Dataset records
------------------------------------------------------------------------

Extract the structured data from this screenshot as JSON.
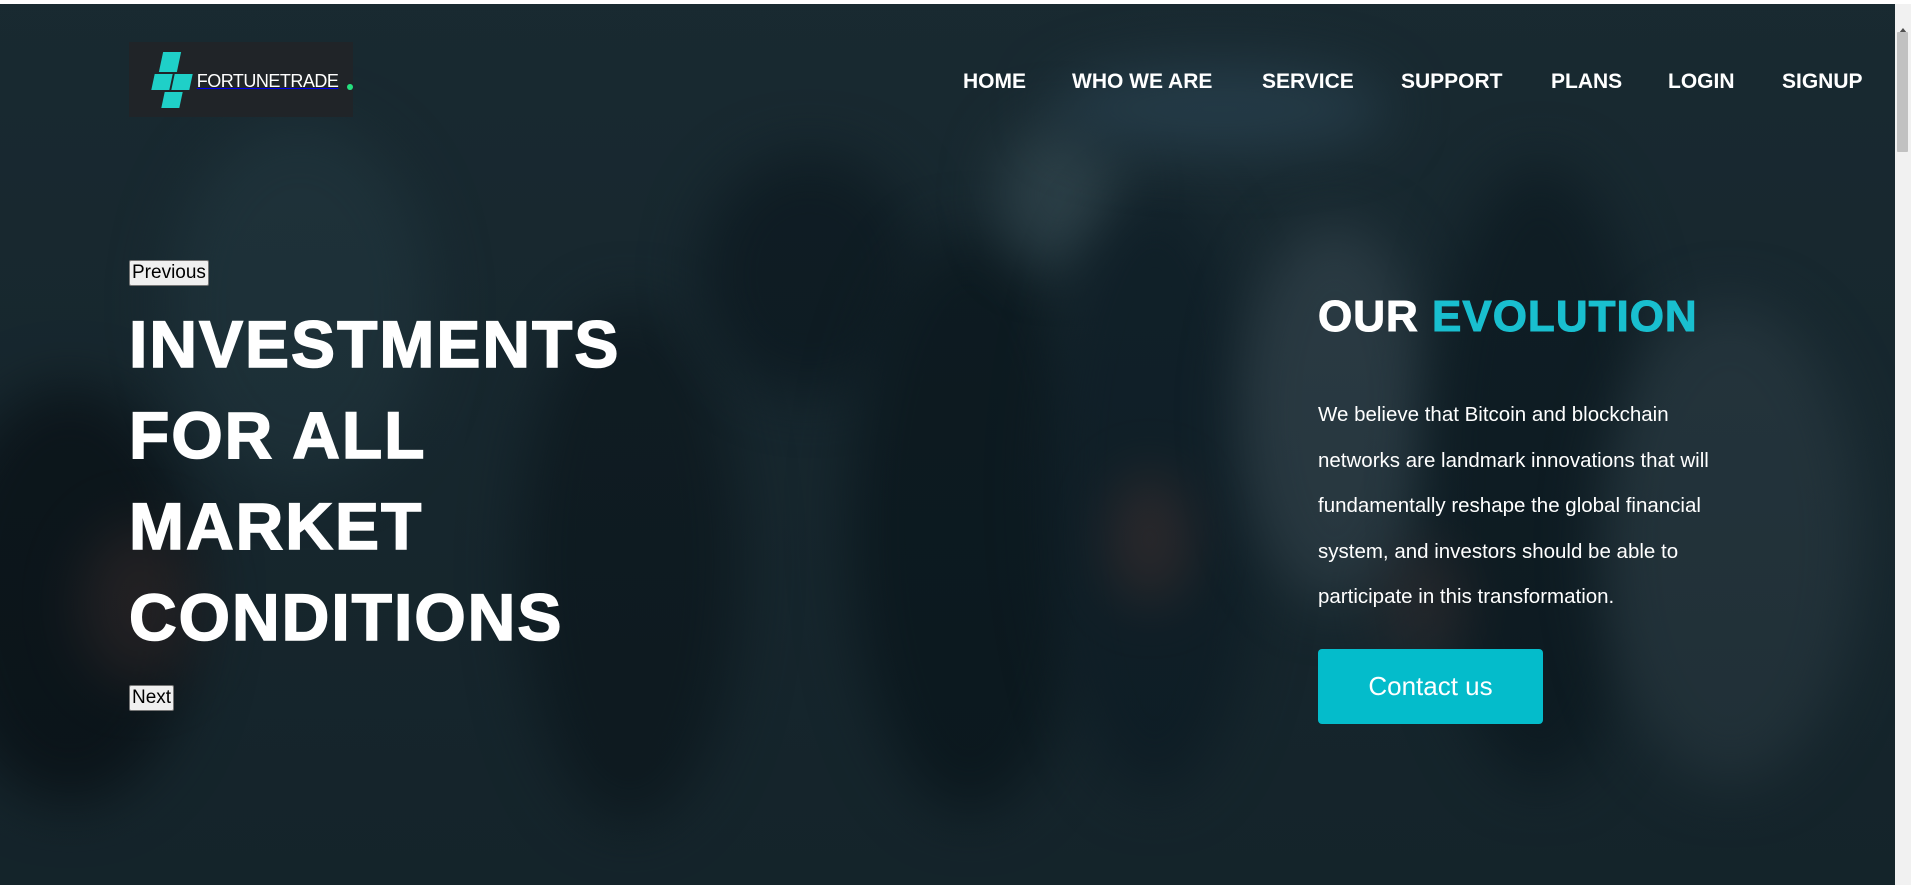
{
  "brand": {
    "name": "FORTUNETRADE",
    "mark_color": "#1fd0c8",
    "dot_color": "#24e07f"
  },
  "nav": [
    {
      "label": "HOME"
    },
    {
      "label": "WHO WE ARE"
    },
    {
      "label": "SERVICE"
    },
    {
      "label": "SUPPORT"
    },
    {
      "label": "PLANS"
    },
    {
      "label": "LOGIN"
    },
    {
      "label": "SIGNUP"
    }
  ],
  "slider": {
    "previous_label": "Previous",
    "next_label": "Next",
    "headline": [
      "INVESTMENTS",
      "FOR ALL",
      "MARKET",
      "CONDITIONS"
    ]
  },
  "evolution": {
    "title_prefix": "OUR",
    "title_accent": "EVOLUTION",
    "text": "We believe that Bitcoin and blockchain networks are landmark innovations that will fundamentally reshape the global financial system, and investors should be able to participate in this transformation.",
    "button_label": "Contact us"
  },
  "colors": {
    "accent": "#19bfcf",
    "button": "#04bccb",
    "hero_background": "#1b2c33"
  }
}
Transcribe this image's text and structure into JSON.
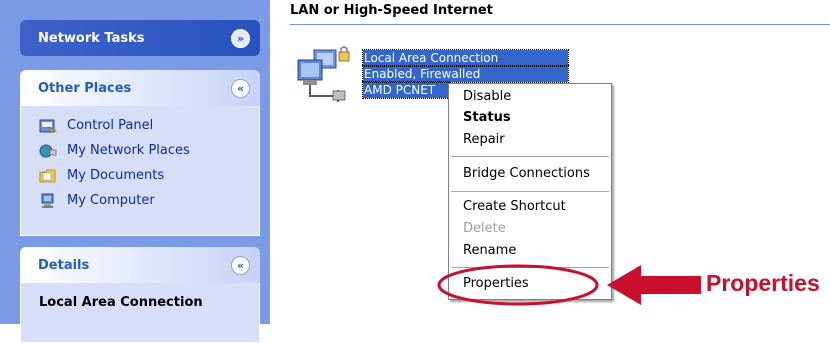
{
  "taskpane": {
    "network_tasks": {
      "title": "Network Tasks",
      "toggle": "expand"
    },
    "other_places": {
      "title": "Other Places",
      "toggle": "collapse",
      "items": [
        {
          "label": "Control Panel",
          "icon": "control-panel-icon"
        },
        {
          "label": "My Network Places",
          "icon": "network-places-icon"
        },
        {
          "label": "My Documents",
          "icon": "documents-folder-icon"
        },
        {
          "label": "My Computer",
          "icon": "computer-icon"
        }
      ]
    },
    "details": {
      "title": "Details",
      "toggle": "collapse",
      "content_title": "Local Area Connection"
    }
  },
  "content": {
    "section_title": "LAN or High-Speed Internet",
    "connection": {
      "icon": "lan-connection-icon",
      "name": "Local Area Connection",
      "status": "Enabled, Firewalled",
      "device": "AMD PCNET"
    }
  },
  "context_menu": {
    "items": [
      {
        "label": "Disable",
        "style": "normal"
      },
      {
        "label": "Status",
        "style": "bold"
      },
      {
        "label": "Repair",
        "style": "normal"
      },
      {
        "label": "Bridge Connections",
        "style": "normal"
      },
      {
        "label": "Create Shortcut",
        "style": "normal"
      },
      {
        "label": "Delete",
        "style": "disabled"
      },
      {
        "label": "Rename",
        "style": "normal"
      },
      {
        "label": "Properties",
        "style": "normal"
      }
    ]
  },
  "annotation": {
    "label": "Properties",
    "color": "#c8102e"
  },
  "colors": {
    "taskpane_bg": "#7b9be6",
    "selection": "#3366cc",
    "link": "#0c2d9c"
  }
}
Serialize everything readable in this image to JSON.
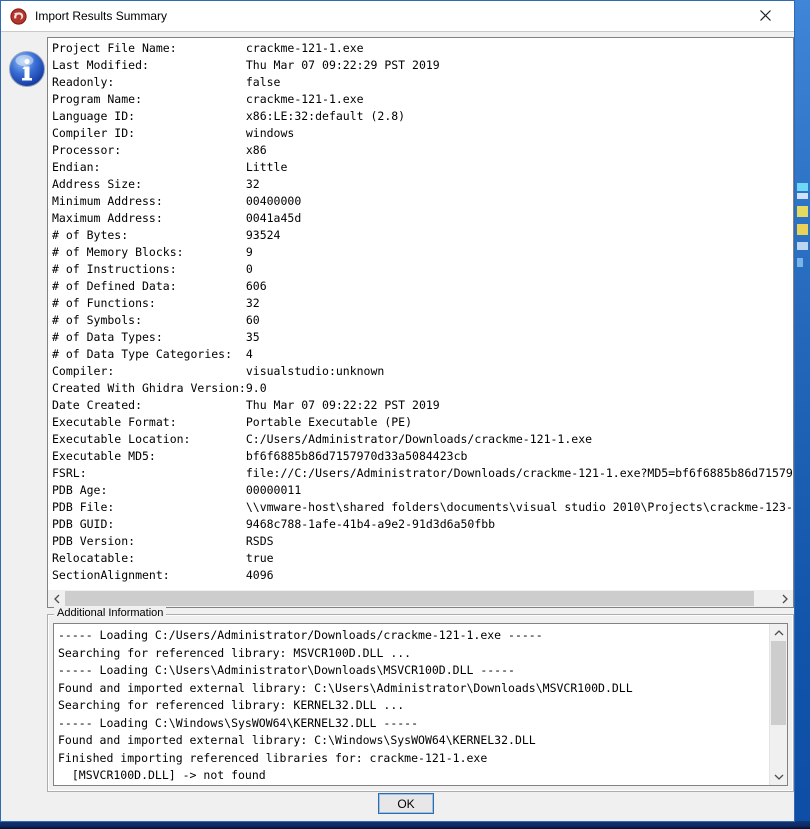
{
  "window": {
    "title": "Import Results Summary"
  },
  "icons": {
    "app_icon": "ghidra-dragon",
    "message_icon": "information",
    "close": "×",
    "scroll_left": "‹",
    "scroll_right": "›",
    "scroll_up": "ˆ",
    "scroll_down": "ˇ"
  },
  "summary": {
    "rows": [
      {
        "label": "Project File Name:",
        "value": "crackme-121-1.exe"
      },
      {
        "label": "Last Modified:",
        "value": "Thu Mar 07 09:22:29 PST 2019"
      },
      {
        "label": "Readonly:",
        "value": "false"
      },
      {
        "label": "Program Name:",
        "value": "crackme-121-1.exe"
      },
      {
        "label": "Language ID:",
        "value": "x86:LE:32:default (2.8)"
      },
      {
        "label": "Compiler ID:",
        "value": "windows"
      },
      {
        "label": "Processor:",
        "value": "x86"
      },
      {
        "label": "Endian:",
        "value": "Little"
      },
      {
        "label": "Address Size:",
        "value": "32"
      },
      {
        "label": "Minimum Address:",
        "value": "00400000"
      },
      {
        "label": "Maximum Address:",
        "value": "0041a45d"
      },
      {
        "label": "# of Bytes:",
        "value": "93524"
      },
      {
        "label": "# of Memory Blocks:",
        "value": "9"
      },
      {
        "label": "# of Instructions:",
        "value": "0"
      },
      {
        "label": "# of Defined Data:",
        "value": "606"
      },
      {
        "label": "# of Functions:",
        "value": "32"
      },
      {
        "label": "# of Symbols:",
        "value": "60"
      },
      {
        "label": "# of Data Types:",
        "value": "35"
      },
      {
        "label": "# of Data Type Categories:",
        "value": "4"
      },
      {
        "label": "Compiler:",
        "value": "visualstudio:unknown"
      },
      {
        "label": "Created With Ghidra Version:",
        "value": "9.0"
      },
      {
        "label": "Date Created:",
        "value": "Thu Mar 07 09:22:22 PST 2019"
      },
      {
        "label": "Executable Format:",
        "value": "Portable Executable (PE)"
      },
      {
        "label": "Executable Location:",
        "value": "C:/Users/Administrator/Downloads/crackme-121-1.exe"
      },
      {
        "label": "Executable MD5:",
        "value": "bf6f6885b86d7157970d33a5084423cb"
      },
      {
        "label": "FSRL:",
        "value": "file://C:/Users/Administrator/Downloads/crackme-121-1.exe?MD5=bf6f6885b86d71579"
      },
      {
        "label": "PDB Age:",
        "value": "00000011"
      },
      {
        "label": "PDB File:",
        "value": "\\\\vmware-host\\shared folders\\documents\\visual studio 2010\\Projects\\crackme-123-"
      },
      {
        "label": "PDB GUID:",
        "value": "9468c788-1afe-41b4-a9e2-91d3d6a50fbb"
      },
      {
        "label": "PDB Version:",
        "value": "RSDS"
      },
      {
        "label": "Relocatable:",
        "value": "true"
      },
      {
        "label": "SectionAlignment:",
        "value": "4096"
      }
    ]
  },
  "additional_info": {
    "title": "Additional Information",
    "lines": [
      "----- Loading C:/Users/Administrator/Downloads/crackme-121-1.exe -----",
      "Searching for referenced library: MSVCR100D.DLL ...",
      "----- Loading C:\\Users\\Administrator\\Downloads\\MSVCR100D.DLL -----",
      "Found and imported external library: C:\\Users\\Administrator\\Downloads\\MSVCR100D.DLL",
      "Searching for referenced library: KERNEL32.DLL ...",
      "----- Loading C:\\Windows\\SysWOW64\\KERNEL32.DLL -----",
      "Found and imported external library: C:\\Windows\\SysWOW64\\KERNEL32.DLL",
      "Finished importing referenced libraries for: crackme-121-1.exe",
      "  [MSVCR100D.DLL] -> not found"
    ]
  },
  "footer": {
    "ok_label": "OK"
  },
  "colors": {
    "dialog_border": "#2f6bb3",
    "titlebar_bg": "#ffffff",
    "dialog_bg": "#f0f0f0",
    "panel_bg": "#ffffff",
    "panel_border": "#828282",
    "scroll_thumb": "#cdcdcd",
    "ok_focus_border": "#2d6daf",
    "background_strip": "#2368ba",
    "bottom_strip": "#0d2a66",
    "info_icon_blue": "#1d4fbe",
    "ghidra_red": "#b5342b"
  }
}
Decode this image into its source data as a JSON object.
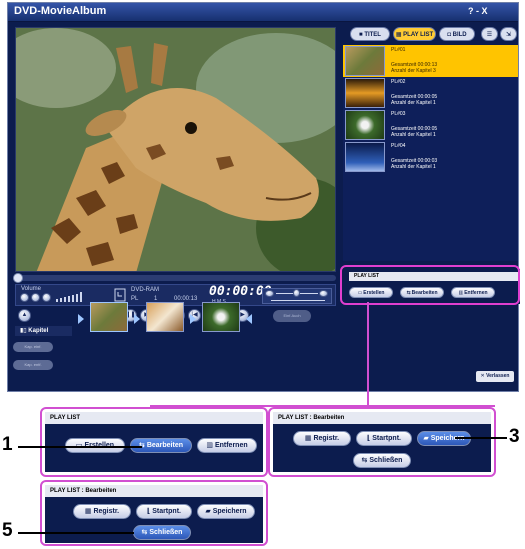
{
  "window": {
    "title": "DVD-MovieAlbum",
    "controls": "?  -  X"
  },
  "tabs": [
    {
      "label": "TITEL",
      "icon": "film-icon"
    },
    {
      "label": "PLAY LIST",
      "icon": "playlist-icon"
    },
    {
      "label": "BILD",
      "icon": "picture-icon"
    }
  ],
  "playlist": {
    "items": [
      {
        "name": "PL#01",
        "total_time": "Gesamtzeit 00:00:13",
        "chapters": "Anzahl der Kapitel  3"
      },
      {
        "name": "PL#02",
        "total_time": "Gesamtzeit 00:00:05",
        "chapters": "Anzahl der Kapitel  1"
      },
      {
        "name": "PL#03",
        "total_time": "Gesamtzeit 00:00:05",
        "chapters": "Anzahl der Kapitel  1"
      },
      {
        "name": "PL#04",
        "total_time": "Gesamtzeit 00:00:03",
        "chapters": "Anzahl der Kapitel  1"
      }
    ]
  },
  "panel": {
    "header": "PLAY LIST",
    "erstellen": "Erstellen",
    "bearbeiten": "Bearbeiten",
    "entfernen": "Entfernen"
  },
  "player": {
    "volume_label": "Volume",
    "disc": "DVD-RAM",
    "mode": "PL",
    "track": "1",
    "elapsed": "00:00:13",
    "lcd_time": "00:00:00",
    "lcd_units": "H     M     S",
    "skip_label": "Einf.Auch"
  },
  "chapter": {
    "label": "Kapitel",
    "btn1": "Kap. einf.",
    "btn2": "Kap. entf."
  },
  "verlassen": "Verlassen",
  "callouts": {
    "c1": {
      "header": "PLAY LIST",
      "erstellen": "Erstellen",
      "bearbeiten": "Bearbeiten",
      "entfernen": "Entfernen",
      "number": "1"
    },
    "c3": {
      "header": "PLAY LIST : Bearbeiten",
      "registr": "Registr.",
      "startpnt": "Startpnt.",
      "speichern": "Speichern",
      "schliessen": "Schließen",
      "number": "3"
    },
    "c5": {
      "header": "PLAY LIST : Bearbeiten",
      "registr": "Registr.",
      "startpnt": "Startpnt.",
      "speichern": "Speichern",
      "schliessen": "Schließen",
      "number": "5"
    }
  },
  "colors": {
    "window_bg": "#0c1c4e",
    "highlight": "#d14fd1",
    "selected_item": "#ffc400"
  }
}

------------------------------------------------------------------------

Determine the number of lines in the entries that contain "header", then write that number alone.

(Exercise solution): 4